Dr. Thomas: Right. And as Mr.Valiant for Truth is on the edge of the river, he hears the triumph song from the other side–the horns of victory. And I just think that's a very masculine, but also biblical portrayal, of what the Christian life is.

Dr. Duncan: Let's hear this great hymn, Bill.

Dr. Wymond: This morning singing For All the Saints, we have the choir of Trinity College, Cambridge.

[Choir sings

“For all the saints who from their labors rest,

who thee by faith before the world confessed,

thy name, O Jesus, be forever blest.

Alleluia! Alleluia!

Thou wast their rock, their fortress, and their might;

thou, Lord, their Captain in the well-fought fight;

thou, in the darkness drear, their one true light.

Alleluia! Alleluia!

O may thy soldiers faithful, true, and bold,

fight as the saints who nobly fought of old,

and win with them the victor's crown of gold.

Alleluia!
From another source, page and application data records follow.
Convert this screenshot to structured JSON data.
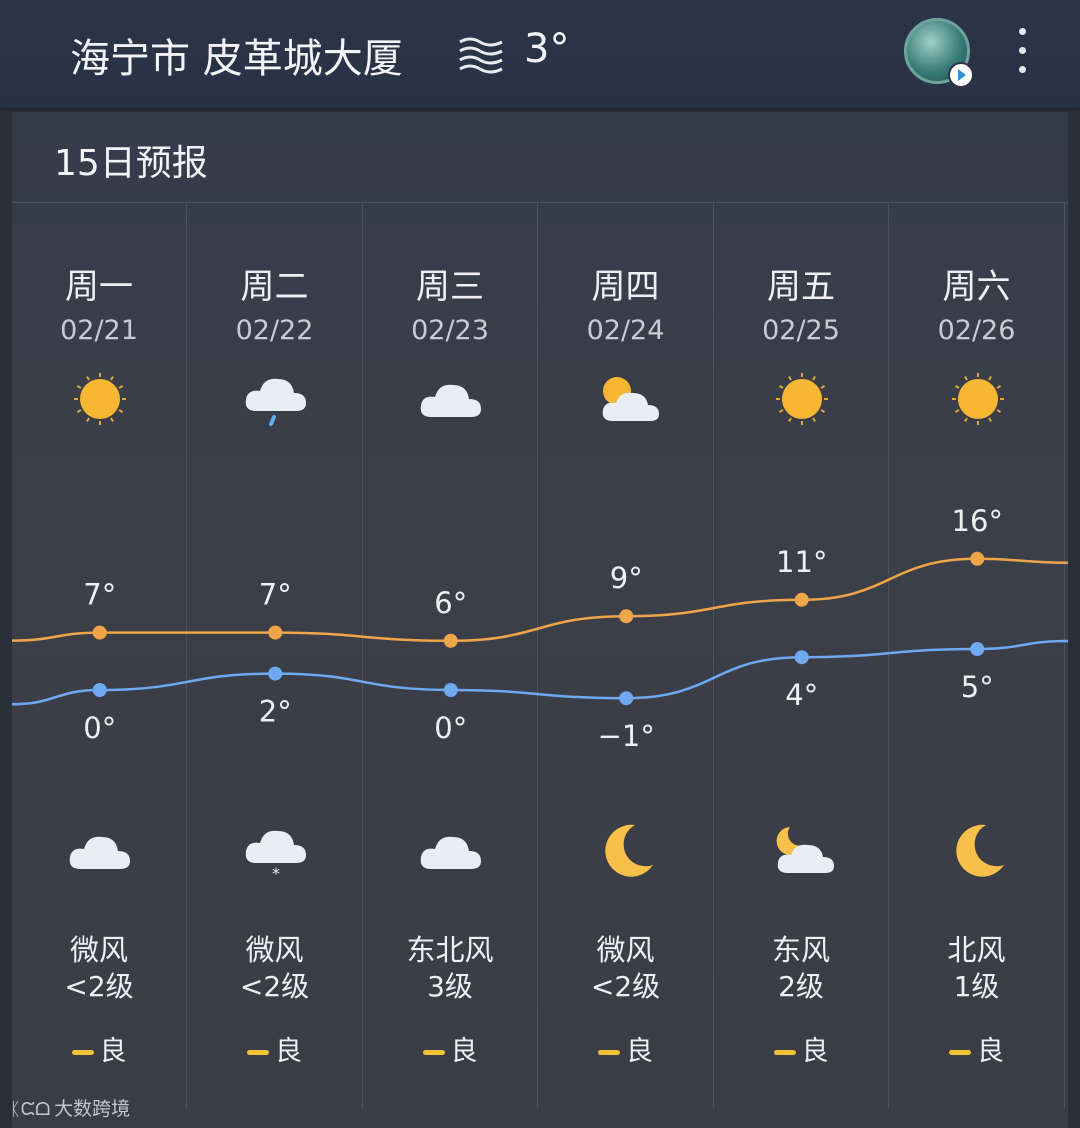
{
  "header": {
    "location": "海宁市 皮革城大厦",
    "current_temp": "3°",
    "wind_icon": "wind-waves-icon",
    "avatar_icon": "avatar-icon",
    "menu_icon": "more-vertical-icon"
  },
  "panel": {
    "title": "15日预报"
  },
  "days": [
    {
      "day": "周一",
      "date": "02/21",
      "day_icon": "sun-icon",
      "night_icon": "cloud-icon",
      "wind_dir": "微风",
      "wind_level": "<2级",
      "aqi": "良"
    },
    {
      "day": "周二",
      "date": "02/22",
      "day_icon": "rain-cloud-icon",
      "night_icon": "snow-cloud-icon",
      "wind_dir": "微风",
      "wind_level": "<2级",
      "aqi": "良"
    },
    {
      "day": "周三",
      "date": "02/23",
      "day_icon": "cloud-icon",
      "night_icon": "cloud-icon",
      "wind_dir": "东北风",
      "wind_level": "3级",
      "aqi": "良"
    },
    {
      "day": "周四",
      "date": "02/24",
      "day_icon": "partly-sunny-icon",
      "night_icon": "moon-icon",
      "wind_dir": "微风",
      "wind_level": "<2级",
      "aqi": "良"
    },
    {
      "day": "周五",
      "date": "02/25",
      "day_icon": "sun-icon",
      "night_icon": "moon-cloud-icon",
      "wind_dir": "东风",
      "wind_level": "2级",
      "aqi": "良"
    },
    {
      "day": "周六",
      "date": "02/26",
      "day_icon": "sun-icon",
      "night_icon": "moon-icon",
      "wind_dir": "北风",
      "wind_level": "1级",
      "aqi": "良"
    }
  ],
  "chart_data": {
    "type": "line",
    "categories": [
      "02/21",
      "02/22",
      "02/23",
      "02/24",
      "02/25",
      "02/26"
    ],
    "series": [
      {
        "values": [
          7,
          7,
          6,
          9,
          11,
          16
        ],
        "labels": [
          "7°",
          "7°",
          "6°",
          "9°",
          "11°",
          "16°"
        ],
        "color": "#f0a54a"
      },
      {
        "values": [
          0,
          2,
          0,
          -1,
          4,
          5
        ],
        "labels": [
          "0°",
          "2°",
          "0°",
          "−1°",
          "4°",
          "5°"
        ],
        "color": "#6ea9f2"
      }
    ]
  },
  "colors": {
    "high": "#f0a54a",
    "low": "#6ea9f2",
    "aqi_good": "#f2c238"
  },
  "watermark": {
    "logo_text": "ᛕᙅᗝ",
    "text": "大数跨境"
  }
}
Alleluia!

O blest communion, fellowship divine!

We feebly struggle, they in glory shine;

Yet all are one in Thee, for all are Thine.

Alleluia! Alleluia!
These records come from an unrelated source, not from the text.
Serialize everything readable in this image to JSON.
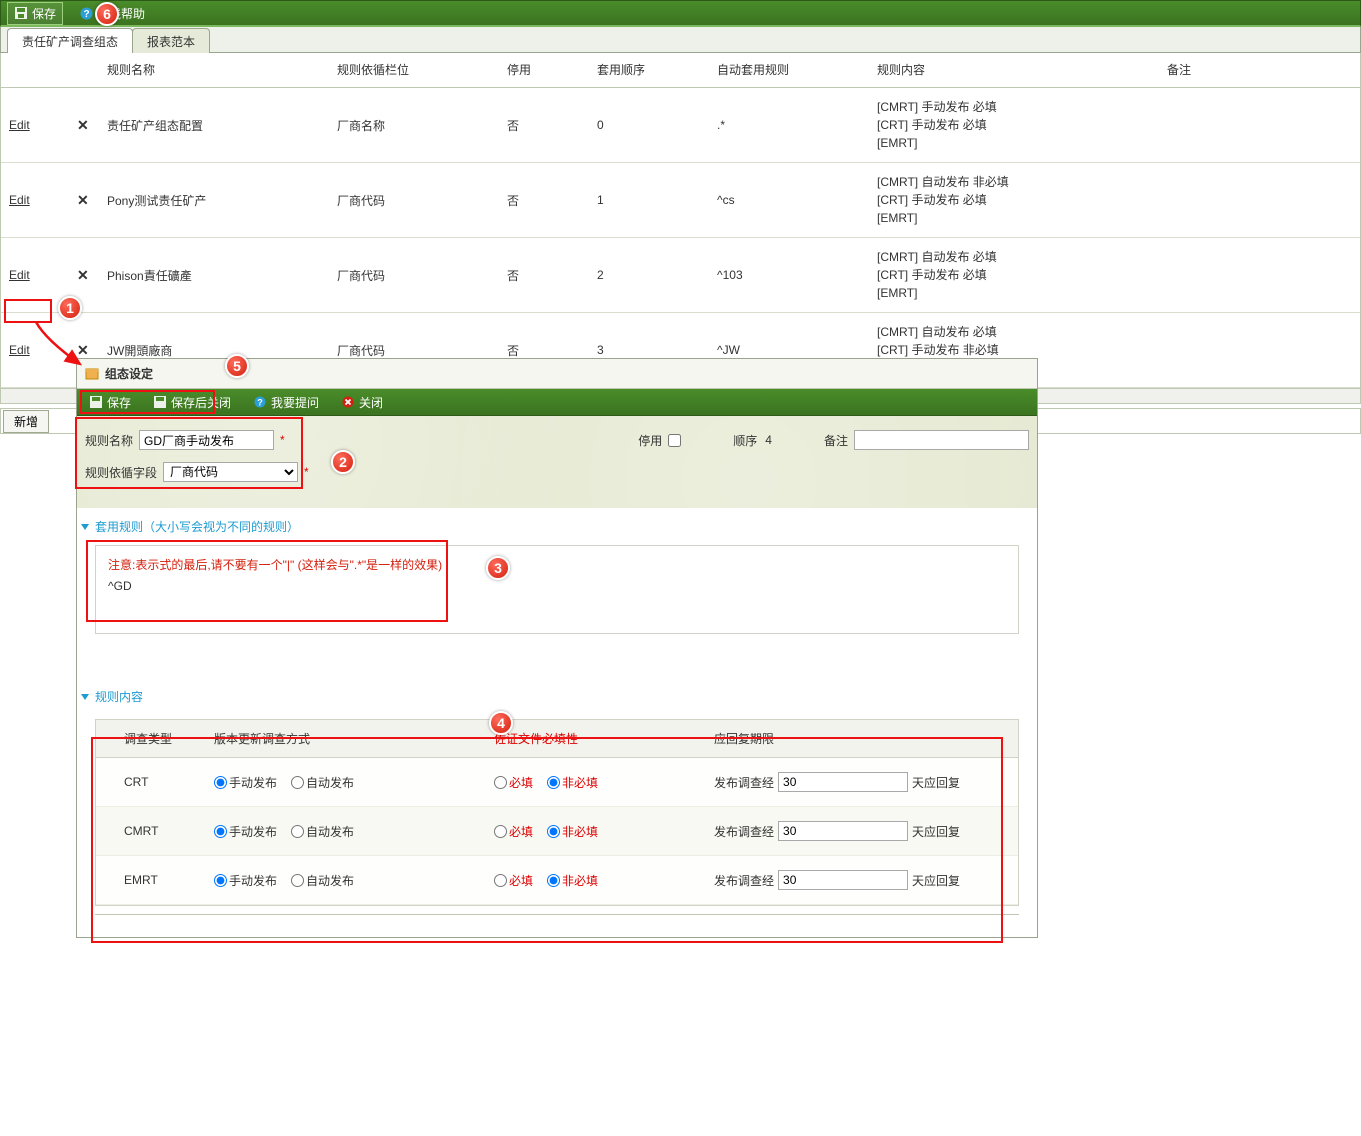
{
  "topToolbar": {
    "save": "保存",
    "help": "在线帮助"
  },
  "tabs": {
    "t1": "责任矿产调查组态",
    "t2": "报表范本"
  },
  "gridHeaders": {
    "name": "规则名称",
    "field": "规则依循栏位",
    "stop": "停用",
    "seq": "套用顺序",
    "auto": "自动套用规则",
    "content": "规则内容",
    "note": "备注"
  },
  "rows": [
    {
      "name": "责任矿产组态配置",
      "field": "厂商名称",
      "stop": "否",
      "seq": "0",
      "auto": ".*",
      "content": "[CMRT] 手动发布 必填\n[CRT] 手动发布 必填\n[EMRT]"
    },
    {
      "name": "Pony测试责任矿产",
      "field": "厂商代码",
      "stop": "否",
      "seq": "1",
      "auto": "^cs",
      "content": "[CMRT] 自动发布 非必填\n[CRT] 手动发布 必填\n[EMRT]"
    },
    {
      "name": "Phison責任礦產",
      "field": "厂商代码",
      "stop": "否",
      "seq": "2",
      "auto": "^103",
      "content": "[CMRT] 自动发布 必填\n[CRT] 手动发布 必填\n[EMRT]"
    },
    {
      "name": "JW開頭廠商",
      "field": "厂商代码",
      "stop": "否",
      "seq": "3",
      "auto": "^JW",
      "content": "[CMRT] 自动发布 必填\n[CRT] 手动发布 非必填\n[EMRT]"
    }
  ],
  "editLabel": "Edit",
  "newBtn": "新增",
  "dialog": {
    "title": "组态设定",
    "tb": {
      "save": "保存",
      "saveClose": "保存后关闭",
      "ask": "我要提问",
      "close": "关闭"
    },
    "form": {
      "ruleNameLbl": "规则名称",
      "ruleNameVal": "GD厂商手动发布",
      "fieldLbl": "规则依循字段",
      "fieldVal": "厂商代码",
      "stopLbl": "停用",
      "seqLbl": "顺序",
      "seqVal": "4",
      "noteLbl": "备注"
    },
    "section1": "套用规则（大小写会视为不同的规则）",
    "warnText": "注意:表示式的最后,请不要有一个\"|\" (这样会与\".*\"是一样的效果)",
    "ruleExpr": "^GD",
    "section2": "规则内容",
    "innerHeaders": {
      "type": "调查类型",
      "method": "版本更新调查方式",
      "req": "佐证文件必填性",
      "deadline": "应回复期限"
    },
    "radioLabels": {
      "manual": "手动发布",
      "auto": "自动发布",
      "required": "必填",
      "optional": "非必填"
    },
    "deadlinePrefix": "发布调查经",
    "deadlineSuffix": "天应回复",
    "innerRows": [
      {
        "type": "CRT",
        "methodSel": "manual",
        "reqSel": "optional",
        "days": "30"
      },
      {
        "type": "CMRT",
        "methodSel": "manual",
        "reqSel": "optional",
        "days": "30"
      },
      {
        "type": "EMRT",
        "methodSel": "manual",
        "reqSel": "optional",
        "days": "30"
      }
    ]
  },
  "callouts": {
    "c1": "1",
    "c2": "2",
    "c3": "3",
    "c4": "4",
    "c5": "5",
    "c6": "6"
  }
}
And when the strife is fierce, the warfare long,

Steals on the ear the distant triumph song,

And hearts are brave, again, and arms are strong.

Alleluia! Alleluia!

The golden evening brightens in the west;

Soon, soon to faithful warriors comes their rest;

Sweet is the calm of paradise the blessed.

Alleluia! Alleluia!

But lo! there breaks a yet more glorious day;

the saints triumphant rise in bright array;

the King of glory passes on his way.

Alleluia! Alleluia!

From earth's wide bounds, from ocean's farthest coast,

through gates of pearl streams in the countless host,

singing to Father, Son, and Holy Ghost.

Alleluia! Alleluia!”]

© First Presbyterian Church.

This transcribed message has been lightly edited and formatted for the Web site. No attempt has been made, however, to alter the basic extemporaneous delivery style, or to produce a grammatically accurate, publication-ready manuscript conforming to an established style template.

Should there be questions regarding grammar or theological content, the reader should presume any website error to be with the webmaster/transcriber/editor rather than with the original speaker. For full copyright, reproduction and permission information, please visit the First Presbyterian Church Copyright, Reproduction & Permission statement.